Queens Residents Say “No” To Community Jails

Local Residents Protesting Proposed Kew Garden Jail
Local Residents Protesting Proposed Kew Garden Jail. Photo Credit Naeisha Rose.

Over the weekend hundreds were at the steps of Queens Borough Hall in Kew Gardens chanting “hell no de Blasio” out of anger and opposition to the mayor’s proposal to open a community prison near Queens Criminal Court.

Mayor Bill de Blasio first announced his plan to shut down Rikers Island and to build four smaller borough-based jails in 2017.

Queens District Attorney candidate Greg Lasak. Photo credit Naeisha Rose.

Queens District Attorney candidate Greg Lasak, a former Supreme Court judge who left his post last September after 15 years, was at the April 13th rally. 

“I am in favor of closing Rikers to rebuild it on Rikers Island,” said Lasak to applause. “When we were brought up we were taught different proverbs in grammar school and the one that fits this is haste makes waste.”

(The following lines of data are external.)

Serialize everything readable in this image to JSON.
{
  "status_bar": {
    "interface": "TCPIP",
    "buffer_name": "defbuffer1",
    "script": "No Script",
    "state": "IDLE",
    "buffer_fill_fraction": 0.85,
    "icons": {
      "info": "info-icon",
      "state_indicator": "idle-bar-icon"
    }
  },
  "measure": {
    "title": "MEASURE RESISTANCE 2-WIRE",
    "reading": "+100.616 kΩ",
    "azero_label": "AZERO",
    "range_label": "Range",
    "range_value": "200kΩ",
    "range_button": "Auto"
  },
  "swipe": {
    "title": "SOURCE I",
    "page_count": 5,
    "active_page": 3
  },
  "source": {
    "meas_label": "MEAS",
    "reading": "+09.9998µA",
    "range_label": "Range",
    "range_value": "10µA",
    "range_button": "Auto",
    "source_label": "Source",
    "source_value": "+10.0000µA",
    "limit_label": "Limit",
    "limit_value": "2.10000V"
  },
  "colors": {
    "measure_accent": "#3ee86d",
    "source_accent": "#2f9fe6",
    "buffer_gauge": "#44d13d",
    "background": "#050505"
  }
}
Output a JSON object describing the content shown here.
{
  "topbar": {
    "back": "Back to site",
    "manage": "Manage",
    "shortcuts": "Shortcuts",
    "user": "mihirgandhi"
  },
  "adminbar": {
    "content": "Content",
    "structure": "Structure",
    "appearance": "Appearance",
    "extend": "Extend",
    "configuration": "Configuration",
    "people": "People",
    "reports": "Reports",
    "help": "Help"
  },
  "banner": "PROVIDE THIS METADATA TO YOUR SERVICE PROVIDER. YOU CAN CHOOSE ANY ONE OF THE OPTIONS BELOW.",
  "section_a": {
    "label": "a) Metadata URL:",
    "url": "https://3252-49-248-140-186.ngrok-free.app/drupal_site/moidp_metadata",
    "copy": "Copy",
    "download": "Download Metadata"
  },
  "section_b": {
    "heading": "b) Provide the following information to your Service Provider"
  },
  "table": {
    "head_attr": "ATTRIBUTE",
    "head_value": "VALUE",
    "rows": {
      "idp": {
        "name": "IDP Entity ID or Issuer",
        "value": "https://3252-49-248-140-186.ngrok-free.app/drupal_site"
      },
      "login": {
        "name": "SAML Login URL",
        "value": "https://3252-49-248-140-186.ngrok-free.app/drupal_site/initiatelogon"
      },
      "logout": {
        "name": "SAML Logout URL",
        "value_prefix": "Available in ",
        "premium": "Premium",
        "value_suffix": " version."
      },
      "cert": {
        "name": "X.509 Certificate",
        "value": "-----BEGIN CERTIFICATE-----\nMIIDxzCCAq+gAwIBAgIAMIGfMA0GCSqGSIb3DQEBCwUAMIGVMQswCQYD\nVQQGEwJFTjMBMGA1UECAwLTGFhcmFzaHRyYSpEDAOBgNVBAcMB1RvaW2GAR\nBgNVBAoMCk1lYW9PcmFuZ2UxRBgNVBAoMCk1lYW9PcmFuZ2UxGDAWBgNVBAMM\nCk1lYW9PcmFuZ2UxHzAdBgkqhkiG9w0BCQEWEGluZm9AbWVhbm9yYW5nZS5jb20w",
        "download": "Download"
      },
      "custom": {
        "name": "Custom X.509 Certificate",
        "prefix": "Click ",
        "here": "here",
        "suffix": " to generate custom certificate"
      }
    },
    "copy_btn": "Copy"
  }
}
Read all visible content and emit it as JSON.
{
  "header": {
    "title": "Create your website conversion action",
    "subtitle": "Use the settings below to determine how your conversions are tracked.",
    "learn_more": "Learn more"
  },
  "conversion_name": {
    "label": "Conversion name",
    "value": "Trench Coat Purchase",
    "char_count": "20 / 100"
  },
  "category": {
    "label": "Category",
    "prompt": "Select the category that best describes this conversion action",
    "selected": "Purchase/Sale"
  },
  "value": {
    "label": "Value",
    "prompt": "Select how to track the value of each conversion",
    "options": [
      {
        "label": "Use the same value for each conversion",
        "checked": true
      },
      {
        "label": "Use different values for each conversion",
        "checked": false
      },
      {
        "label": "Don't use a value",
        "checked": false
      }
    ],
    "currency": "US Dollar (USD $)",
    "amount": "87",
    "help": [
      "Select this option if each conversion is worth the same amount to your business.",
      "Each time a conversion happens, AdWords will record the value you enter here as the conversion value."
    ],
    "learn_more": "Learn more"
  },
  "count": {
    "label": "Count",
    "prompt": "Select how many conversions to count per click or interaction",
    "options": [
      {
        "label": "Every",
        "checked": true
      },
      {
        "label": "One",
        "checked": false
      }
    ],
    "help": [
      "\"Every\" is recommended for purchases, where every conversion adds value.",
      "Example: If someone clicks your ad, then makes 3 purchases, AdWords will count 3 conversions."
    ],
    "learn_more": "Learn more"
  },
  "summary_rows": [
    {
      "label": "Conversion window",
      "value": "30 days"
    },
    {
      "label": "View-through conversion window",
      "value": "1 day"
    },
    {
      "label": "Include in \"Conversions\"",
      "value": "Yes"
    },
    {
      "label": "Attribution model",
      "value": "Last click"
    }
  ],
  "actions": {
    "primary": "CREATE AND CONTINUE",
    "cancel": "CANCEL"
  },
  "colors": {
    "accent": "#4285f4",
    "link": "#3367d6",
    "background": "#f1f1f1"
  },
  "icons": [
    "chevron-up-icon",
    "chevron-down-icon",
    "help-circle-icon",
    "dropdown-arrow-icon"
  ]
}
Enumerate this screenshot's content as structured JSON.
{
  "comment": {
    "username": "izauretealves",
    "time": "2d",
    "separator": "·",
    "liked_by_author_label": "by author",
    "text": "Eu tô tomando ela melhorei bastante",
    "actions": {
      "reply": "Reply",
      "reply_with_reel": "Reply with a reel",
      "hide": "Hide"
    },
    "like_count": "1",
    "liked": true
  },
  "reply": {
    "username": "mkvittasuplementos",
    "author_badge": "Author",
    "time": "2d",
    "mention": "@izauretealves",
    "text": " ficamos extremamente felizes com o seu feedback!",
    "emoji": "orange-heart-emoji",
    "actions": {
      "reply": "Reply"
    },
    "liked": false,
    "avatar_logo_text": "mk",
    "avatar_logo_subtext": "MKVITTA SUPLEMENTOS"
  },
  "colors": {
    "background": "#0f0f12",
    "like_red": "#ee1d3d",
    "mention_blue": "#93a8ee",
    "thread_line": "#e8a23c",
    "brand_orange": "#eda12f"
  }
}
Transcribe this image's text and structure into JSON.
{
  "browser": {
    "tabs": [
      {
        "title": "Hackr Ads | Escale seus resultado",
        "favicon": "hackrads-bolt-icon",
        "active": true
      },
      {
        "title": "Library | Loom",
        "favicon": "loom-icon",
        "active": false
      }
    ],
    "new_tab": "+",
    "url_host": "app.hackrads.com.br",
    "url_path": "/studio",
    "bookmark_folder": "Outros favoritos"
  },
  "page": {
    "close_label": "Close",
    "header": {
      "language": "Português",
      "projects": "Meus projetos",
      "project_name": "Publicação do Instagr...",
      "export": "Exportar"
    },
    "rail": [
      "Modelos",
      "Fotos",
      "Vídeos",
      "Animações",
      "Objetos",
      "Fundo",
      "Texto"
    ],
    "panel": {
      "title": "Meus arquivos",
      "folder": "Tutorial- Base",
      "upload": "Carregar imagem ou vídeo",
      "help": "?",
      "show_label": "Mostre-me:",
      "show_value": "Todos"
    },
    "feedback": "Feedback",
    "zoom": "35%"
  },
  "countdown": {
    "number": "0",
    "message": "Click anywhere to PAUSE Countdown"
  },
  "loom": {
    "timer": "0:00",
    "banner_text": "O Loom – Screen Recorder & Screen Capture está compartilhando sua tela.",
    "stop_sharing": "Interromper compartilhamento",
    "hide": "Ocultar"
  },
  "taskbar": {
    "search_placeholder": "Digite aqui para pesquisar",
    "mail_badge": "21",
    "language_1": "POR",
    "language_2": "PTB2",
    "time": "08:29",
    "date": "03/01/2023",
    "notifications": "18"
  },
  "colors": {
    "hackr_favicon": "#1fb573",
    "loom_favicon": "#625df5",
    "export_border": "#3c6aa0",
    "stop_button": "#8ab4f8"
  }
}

The borough-based jails were estimated to cost approximately $11 million, according to the Lippmann Commission, the independent criminal justice and incarceration reform group.

Lasak believes that the jails might end up costing more.

“I’ve been told that the plan from that the Lippmann Commission is going to cost $33 billion over 10 years,” said Lasak.

In 2017, days after the mayor’s announcement to close Rikers, the Lippmann Commission released its “A More Just NYC” blueprint suggesting that closing the East River prison complex would help with decarceration and save the city $1.3 billion annually.

“There is a rush here to do something to fulfill an ill-conceived plan that was not thought out properly with obviously no involvement of the community,” said Lasak.

Many residents of Kew Gardens and nearby neighborhoods said they weren’t aware of the jail being placed in the area until August 2018.

The plan to build a community-based jail in Queens calls for using an underutilized parking lot and knocking down a detention center that laid dormant for over a decade at 126-02 82nd Ave.

The proposed jail is expected to be 27-stories, 1.3 million square feet and will hold 1,437 inmates, according to initial outlines.

“I know that there are two facilities on Rikers Island that are vacant,” said Lasak. “My proposal is to build a state-of-the-art facility on Rikers Island.”

One of the reasons for the blowback in Kew Gardens are the four local schools that are a few blocks away from the proposed jail.

“My granddaughter goes to P.S. 99, which is right around the corner,” said Debbie McGirt who traveled from Laurelton to the rally. “This is a community where you have a lot of children.”

P.S. 99 is located at 82-34 Kew Gardens Rd., and the other schools include The Kew-Forest School at 119-17 Union Turnpike, Ezra Academy at 119-45 Union Turnpike and the Archbishop Molloy High School at 83-53 Manton St.

“There are plenty of places in Queens that this construction could take place,” said McGirt. “I’m here to support that school. She’s been there since kindergarten and now she is in the fifth grade.”

Donghui Zang, a Forest Hills resident, protesting proposed Kew Gardens prison as part of Mayor’s plan to close Riker’s Island and open borough-based detention centers. Photo/Naeisha Rose.

Donghui Zang, a Forest Hills resident, doesn’t like the idea of New York’s image becoming associated with jails that are as tall as high-rises. He also took issue with the facilities coming with retail space.

“When tourists come to New York City they won’t think the Empire State Building or the World Trade Center, but they will be thinking about these skyscraper prisons, so that is number one,” said Zang. “I talked to the residents here and they said, ‘what the hell, what kind of idea is that? We don’t want businesses related to criminals.”

City Council Member Karen Koslowitz
Evan Boccardi, local Kew Garden resident and now candidate to unseat City Councilwoman Karen Koslowitz. Photo Credit Naeisha Rose.

Councilwoman Karen Koslowitz (D-Forest Hills) support of the prison left one resident so upset that he decided to announce that he will run for her District 29 seat.

“I’m disrupting my life because sitting on the sidelines no longer cuts it apparently,” said Evan Boccardi, an engineer. “I announce today the core message of my campaign – if there is a structure to be built here it should have one purpose – affordable housing for seniors, our veterans and the disabled. The community is being priced out. My campaign slogan is a simple one: homebound.”

Boccardi, 27, is a Forest Hills resident who was raised in Bayside.

“This whole neighborhood is our home and this is why I am running,” said Boccardi.